I was born in 1944, a couple of years before the Baby Boom. But my values and my approach to relationships align pretty well with that generation. My challenge as a young professional was to communicate with “the greatest generation,” who didn’t always understand where I was coming from.
In my career, I’ve worked with Generation X, Generation Y, and now with Millennials. It’s been an interesting journey, as each generation has unique characteristics. The success of our work and our firms is deeply dependent on our ability to communicate well across generations. Here are a few thoughts on what I’ve learned and observed on this topic.
I’ll start from a point early in my career. In 1972 I was assigned to work as the tenant development coordinator for the Oakland City Center. Both the developer and contractor asked that I attend the Owner/Architect/Contractor meetings each week so I would be familiar with the technology and operations of the building when meeting with tenants. This turned out to be a graduate course in how to take a complex project through design, bidding, buying, and into construction.
The Project Executive from the contractor became a role model for the balance of my career. One of the most important lessons he taught: not everything is urgent, so don’t treat every task the same. Some items were brought out to get everyone thinking about them, with a long-range date by which an answer was necessary. Others, sometimes appearing in the spur of the moment, were urgent and needed action within an hour, a day or two days. I learned that in project leadership, you must understand what is urgent and what can wait. Don’t run a fire drill unless it’s necessary. This project also gave me a feel for a projects pace from design through construction.
I was also privileged early in my career to work within walking distance of a number of my projects. I would visit one as often as possible during the lunch hour, introduce myself to the subcontractors on the job, and ask them what they thought of our drawings. I wanted to know if we were communicating clearly our intent and, if not, how we might improve our drawings. I was learning from seasoned professionals, who, because my inquiry was genuine, always took the time to guide me.
I’ve tried to model my experiences as I’ve gotten older. Here are some thoughts about how senior members of your firm can convey the wisdom they’ve gained over the years with younger staff:
- Share willingly what you’ve learned. Don’t just tell a person what to do, tell him or her why to do it that way. Don’t lecture them; share what you know in a positive and collaborative way.
- Listen well; ask a lot of questions. Don’t just jump in and give the person an answer.
- Don’t be patronizing or condescending in any way. Show the younger person respect. It will encourage them to continue to seek your advice and to show respect for others.
So what should this younger generation be aware of about themselves as they begin to develop in their careers?
Once I was speaking with a technology executive from Germany during a break at a TED Conference about how dramatically both of our professions had changed with the rapid advancements in technology. I expressed a concern about the difficulty I was having when trying to comment on the work of my younger colleagues.

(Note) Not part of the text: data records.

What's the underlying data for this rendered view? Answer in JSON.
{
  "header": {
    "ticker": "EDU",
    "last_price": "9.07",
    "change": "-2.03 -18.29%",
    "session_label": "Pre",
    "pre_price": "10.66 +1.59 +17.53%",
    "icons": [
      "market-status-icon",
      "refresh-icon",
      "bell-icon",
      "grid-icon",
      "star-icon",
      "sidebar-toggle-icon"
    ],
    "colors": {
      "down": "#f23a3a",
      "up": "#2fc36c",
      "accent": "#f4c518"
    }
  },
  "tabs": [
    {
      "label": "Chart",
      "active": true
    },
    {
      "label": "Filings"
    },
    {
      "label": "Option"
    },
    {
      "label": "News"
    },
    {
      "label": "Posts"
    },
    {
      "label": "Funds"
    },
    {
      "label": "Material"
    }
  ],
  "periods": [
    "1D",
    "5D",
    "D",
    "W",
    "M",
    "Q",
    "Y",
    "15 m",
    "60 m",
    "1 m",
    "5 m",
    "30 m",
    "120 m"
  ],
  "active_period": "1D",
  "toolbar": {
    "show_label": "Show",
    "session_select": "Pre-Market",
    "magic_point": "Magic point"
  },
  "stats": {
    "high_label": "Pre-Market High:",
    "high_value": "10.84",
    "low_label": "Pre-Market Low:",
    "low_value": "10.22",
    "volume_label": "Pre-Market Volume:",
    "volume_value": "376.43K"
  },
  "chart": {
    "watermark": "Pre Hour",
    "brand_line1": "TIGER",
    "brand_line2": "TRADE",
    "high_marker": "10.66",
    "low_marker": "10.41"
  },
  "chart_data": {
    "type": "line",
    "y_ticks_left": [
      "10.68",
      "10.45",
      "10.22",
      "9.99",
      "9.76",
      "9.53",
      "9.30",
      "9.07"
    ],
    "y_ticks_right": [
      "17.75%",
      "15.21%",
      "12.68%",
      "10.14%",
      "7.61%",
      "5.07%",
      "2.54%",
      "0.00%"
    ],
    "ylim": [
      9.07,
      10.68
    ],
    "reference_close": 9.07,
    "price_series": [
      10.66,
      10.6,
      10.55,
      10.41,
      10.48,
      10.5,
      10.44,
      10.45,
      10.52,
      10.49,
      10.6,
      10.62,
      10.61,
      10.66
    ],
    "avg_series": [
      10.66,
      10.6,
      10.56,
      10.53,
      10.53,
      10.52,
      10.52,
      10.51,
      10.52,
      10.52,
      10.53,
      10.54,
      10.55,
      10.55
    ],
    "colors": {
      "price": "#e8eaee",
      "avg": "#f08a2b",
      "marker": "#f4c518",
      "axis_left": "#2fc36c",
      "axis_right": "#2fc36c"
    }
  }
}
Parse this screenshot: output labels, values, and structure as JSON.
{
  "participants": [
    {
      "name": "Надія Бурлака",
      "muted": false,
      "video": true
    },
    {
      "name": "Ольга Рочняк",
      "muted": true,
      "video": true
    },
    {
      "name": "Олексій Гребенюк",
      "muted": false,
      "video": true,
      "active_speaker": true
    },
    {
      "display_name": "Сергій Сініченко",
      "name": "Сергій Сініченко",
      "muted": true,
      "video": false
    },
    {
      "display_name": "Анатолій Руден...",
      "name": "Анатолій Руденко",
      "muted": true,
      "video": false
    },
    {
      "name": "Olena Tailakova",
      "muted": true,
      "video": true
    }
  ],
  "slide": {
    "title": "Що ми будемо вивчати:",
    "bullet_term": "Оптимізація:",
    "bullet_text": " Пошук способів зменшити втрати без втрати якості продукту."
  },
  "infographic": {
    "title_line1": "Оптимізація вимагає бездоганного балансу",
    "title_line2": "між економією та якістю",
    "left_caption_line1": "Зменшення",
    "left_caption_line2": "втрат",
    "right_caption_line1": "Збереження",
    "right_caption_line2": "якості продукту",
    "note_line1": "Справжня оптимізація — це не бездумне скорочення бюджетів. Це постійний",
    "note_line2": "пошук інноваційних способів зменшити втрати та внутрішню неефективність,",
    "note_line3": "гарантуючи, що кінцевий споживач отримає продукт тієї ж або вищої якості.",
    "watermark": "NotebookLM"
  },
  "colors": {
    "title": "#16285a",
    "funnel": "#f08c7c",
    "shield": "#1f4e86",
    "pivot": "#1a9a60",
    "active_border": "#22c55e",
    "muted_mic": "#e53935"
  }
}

Rather than a floor plan on a large sheet of paper, allowing me to look at the entire project in context, I was dealing with a colleague who had only a small window into the project on the computer screen, making it impossible to understand how the image I was looking at fit connected aspects of the project.
I was amazed by young professionals’ ability to “see” in their minds the entirety of what they were working on while only being able to look at a fraction of the drawing. Perhaps this came from hours of playing complex, multi-layered computer games, a direct simile for what was going on.
My German colleague said, “That’s nothing. I have a more severe problem. These young kids don’t know how to solve a problem as a team. I was frustrated last week when people sitting right next to each other were sending text messages back and forth. In frustration, I called them all into a conference room, sat them down and said we’re not leaving until we solve this together. Within five minutes they were all screaming at one another and charged out of the room to continue with their way of solving a problem – by texting.” They clearly never learned the fine art of face-to-face discussion and negotiation.
So, for you as a young professional on your way into a leadership role, here are some thoughts:
- Learn to interact with your colleagues, young and old, by inquiry as opposed to command. Explore together what the right answer is. Learn to negotiate.
- Take advantage of your more seasoned colleagues. They can make you look good.
- Learn from their hard-earned people skills (those who actually took the time to gain them). A major part of your career path as you develop is your ability to make a decision about whether a conversation should take place face-to-face rather than via e-mail or text.
- Learn how to keep morale high through each interaction you have with the people around you. Happy and engaged professionals to better work!
- Learn how and when to say “congratulations” on a job well done. Each of your colleagues reacts differently. Some appreciate recognition in front of others; some are more comfortable if it is delivered in private.
Being aware of and working through your inter-generational communication skills is worth the effort.